Discussion in 'Policy Discussion' started by F-Tang Steve, Mar 28, 2018.
This number usually floats around 40-50. Can we please not slow this down even more?
Is it a developer's responsibility or that of community members?
@Ccomp5950 @Chaoko99 @LorenLuke
Just in case you hadn't noticed, you're doing necromancy.
I wasn't aware that it's against forum rules. And my question is still one I'd like answered.
Well, to answer your question, the responsibility is on both sides.
If a PR is technically mergeable (no conflicts) developers are responsible for reviewing and approving/requesting a change.
On the other hand, it happens pretty often that a PR is reviewed and changes are requested (or a conflict occurs), and then it is the PR's authors responsibility to return it to mergeable state.
I wouldn't call large amount of open PRs a bad thing - as long as the PRs are active.

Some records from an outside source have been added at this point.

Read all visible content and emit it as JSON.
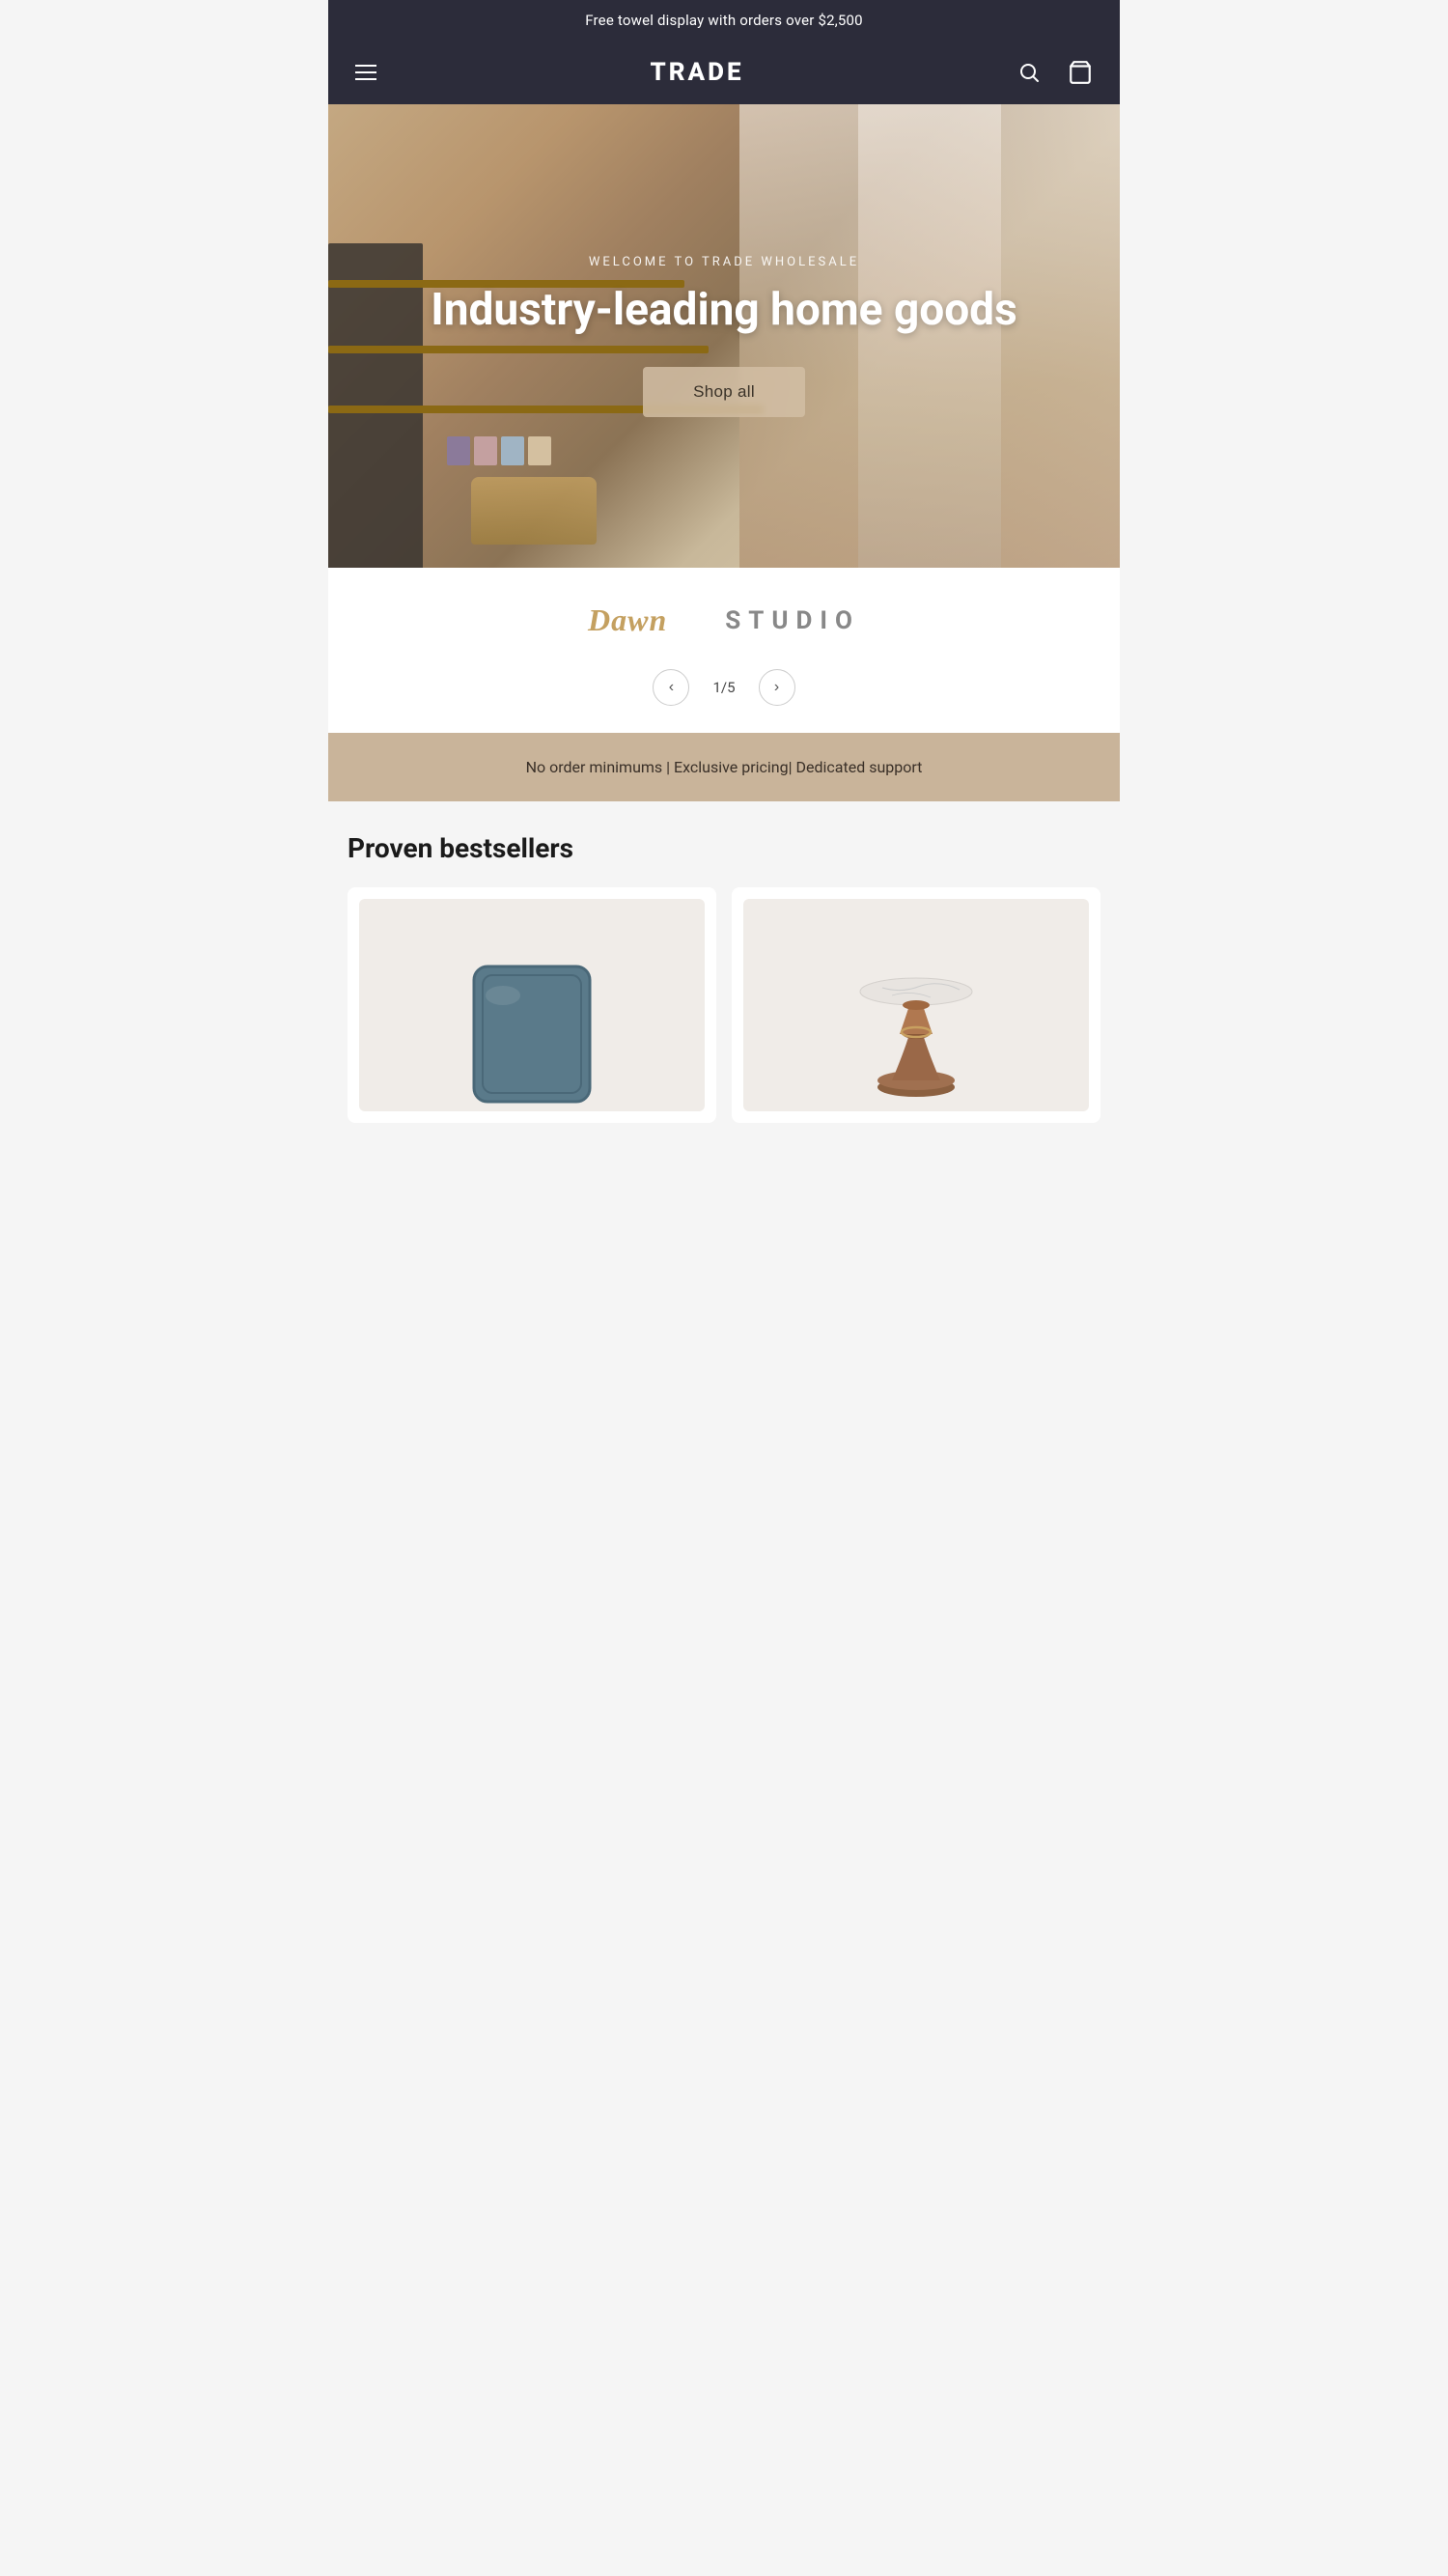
{
  "announcement": {
    "text": "Free towel display with orders over $2,500"
  },
  "header": {
    "logo": "TRADE",
    "menu_icon": "menu-icon",
    "search_icon": "search-icon",
    "cart_icon": "cart-icon"
  },
  "hero": {
    "subtitle": "WELCOME TO TRADE WHOLESALE",
    "title": "Industry-leading home goods",
    "cta_label": "Shop all"
  },
  "brands": [
    {
      "name": "Dawn",
      "style": "serif-italic"
    },
    {
      "name": "STUDIO",
      "style": "uppercase"
    }
  ],
  "carousel": {
    "current": "1",
    "total": "5",
    "indicator": "1/5",
    "prev_label": "‹",
    "next_label": "›"
  },
  "benefits": {
    "text": "No order minimums | Exclusive pricing| Dedicated support"
  },
  "products_section": {
    "title": "Proven bestsellers",
    "products": [
      {
        "id": "pillow",
        "alt": "Blue linen pillow"
      },
      {
        "id": "side-table",
        "alt": "Marble and wood side table"
      }
    ]
  }
}
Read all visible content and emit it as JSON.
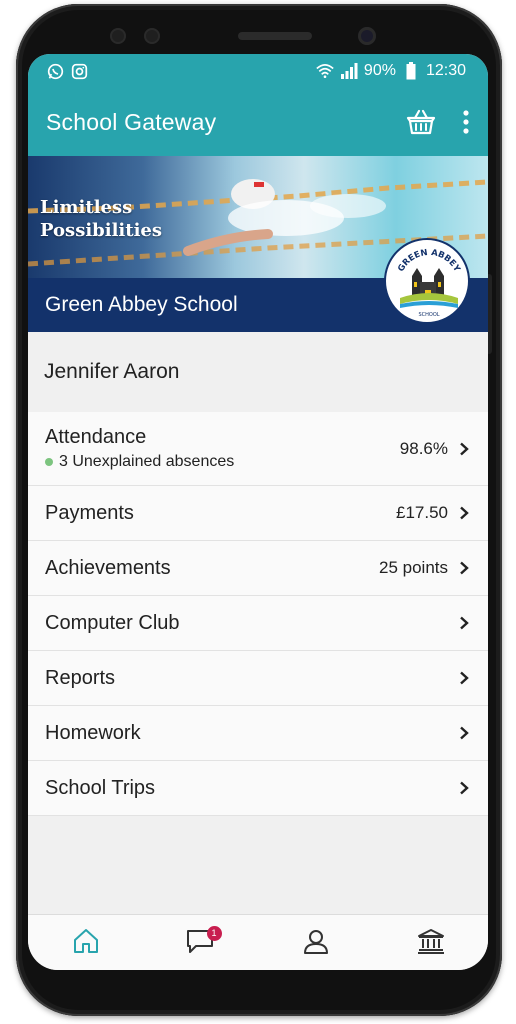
{
  "status_bar": {
    "left_icons": [
      "whatsapp-icon",
      "instagram-icon"
    ],
    "battery": "90%",
    "time": "12:30"
  },
  "app_bar": {
    "title": "School Gateway",
    "basket_icon": "basket-icon",
    "menu_icon": "more-vertical-icon"
  },
  "banner": {
    "tagline_line1": "Limitless",
    "tagline_line2": "Possibilities",
    "school_name": "Green Abbey School",
    "logo_top_text": "GREEN ABBEY",
    "logo_bottom_text": "SCHOOL"
  },
  "student": {
    "name": "Jennifer Aaron"
  },
  "menu": {
    "attendance": {
      "label": "Attendance",
      "sub": "3 Unexplained absences",
      "value": "98.6%"
    },
    "payments": {
      "label": "Payments",
      "value": "£17.50"
    },
    "achievements": {
      "label": "Achievements",
      "value": "25 points"
    },
    "computer_club": {
      "label": "Computer Club"
    },
    "reports": {
      "label": "Reports"
    },
    "homework": {
      "label": "Homework"
    },
    "school_trips": {
      "label": "School Trips"
    }
  },
  "bottom_nav": {
    "messages_badge": "1",
    "items": [
      "home-icon",
      "messages-icon",
      "profile-icon",
      "school-icon"
    ]
  },
  "colors": {
    "primary": "#28a4ad",
    "banner_stripe": "#13326b",
    "badge": "#c81e4f",
    "status_dot": "#7cc47f"
  }
}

If they are not (which tends to happen) they are closed after some time by developers.
No, it's just @Ccomp5950.
While I'm not saying such occured here, I've had issues with other code bases where I'd have a PR up, ready to review three weeks, only to have a Dev slap a 'cannot merge' on it much later when it was damn well ready and could have been easily merged prior.
Is that behavior negligent? Is it punishable? Who would be punished? All the devs? All those not on leave?
I acknowledge there's no good system in place to answer any of these questions, and no real way to create a system that will. What then is there to do? What metrics can we create to combat this behavior, should it arise or any attitude that involves them passing over things they don't like.
TL;DR what behavior can devs, unique to the purview of their developer duties, be punished for?
Complaining about the devs is pointless. Doing it here on a random forum thread is doubly pointless. I've had many PRs that have been merged very quickly, and also a few PRs that took forever to see review. I've had many helpful comments/conversations with devs, and a few unhelpful ones. There is nothing that can be done about this, other than not contribute PRs to the repo.
If I have problems with a specific dev, I can talk to them directly or open a staff complaint thread (but I don't). But generic complaints about the process aren't going to do anything, because there are no solutions here. If you get rid of some devs, you only make the problem worse, and forcing additional devs will reduce the quality of the codebase even further (the qualified people are already devs).
Devs should be punished for inappropriate community behavior, breaking the (few) explicit rules the dev role has (e.g. approving own pr), and anything else the head dev feels like.
The behavior you describe happens every now and then. I believe it can have few causes
- There is simply no developer available to review your PR - developers aren't paid for this job, and their time is limited. Possible solution to this is to increase amount of developers on the repository, but unfortunately only few people qualify for that. Furthermore, as dev applications were kind of moved into gray zone of unknown again, there is no clear procedure on how to become a member of the development team (i am a prime example of this gray zone, i've been stuck as half-dev for quite some time, ever since the developer/maintainer change was reverted). Making official and transparent way to enter the development team would be a step in the right direction, i believe.
- Your PR is simply too large - i learned this the hard way, the more things you stuff into a PR, the higher chance you have that nobody will review/merge it in time, as longer PRs in general take longer to review. It also increases chance of a merge conflict. Even a small controversial/contentious change can then cause otherwise perfectly okay PR to go into a "review deadlock". When possible try to break up larger changes into few smaller independent PRs.
- You touched something complex in a way where nobody wants to sign under your changes. Some atmospherics code can be an example. Can'
t talk about other developers, but when i had repo access i avoided reviewing things where i wasn't sure how the mechanic works.
- Developers don't like your feature - As much as i don't like it, everyone (including me! not trying to offend anyone here) uses certain level of personal opinions when reviewing changes. Some people do this more, some do it less. With current relatively small dev team size, however, it is very easy to run into situation where your change is okay code wise, but isn't merged because nobody from the dev team wants to merge it. Solution would be the same as in first point - increase amount of developers, so more independent opinions can be present.
You haven't been a Dev for ages afaik. I'm not sure why the forum tag is still there?
Going to drift slightly into offtopic area here but to answer you, @F-Tang Steve
Haven't heard an official statement from xales on that so far so as my perspective goes, i am still waiting for a decision. I had some nasty stuff going on during first few months of this year, after that i've contacted xales (on 5th March), explaining that i should be available now, and asking on how we are going to proceed (last information i had at that time was that there is going to be some test period for those of us which were hit by the maintainer/developer merge). Xales said something along the lines that he's going to check with the other developers and then let me know. I've asked few more times during the time, but xales apparently doesn't have the time to go through the mail right now.
Developers use community opinion to help in the decision making process? This somewhat surprises me. Look at what's happened recently that went kind of controversial: marines, ai removal, sprites (pls), and probably a couple other things. I don't need to say anything else.
Marines were head admin decision, AI was head admin decision, sprites were ours. Check your facts.
Oh, my bad. Mar 28 looked so much like May 28 to my old, and probably not entirely sober, eyes.
Separate names with a comma.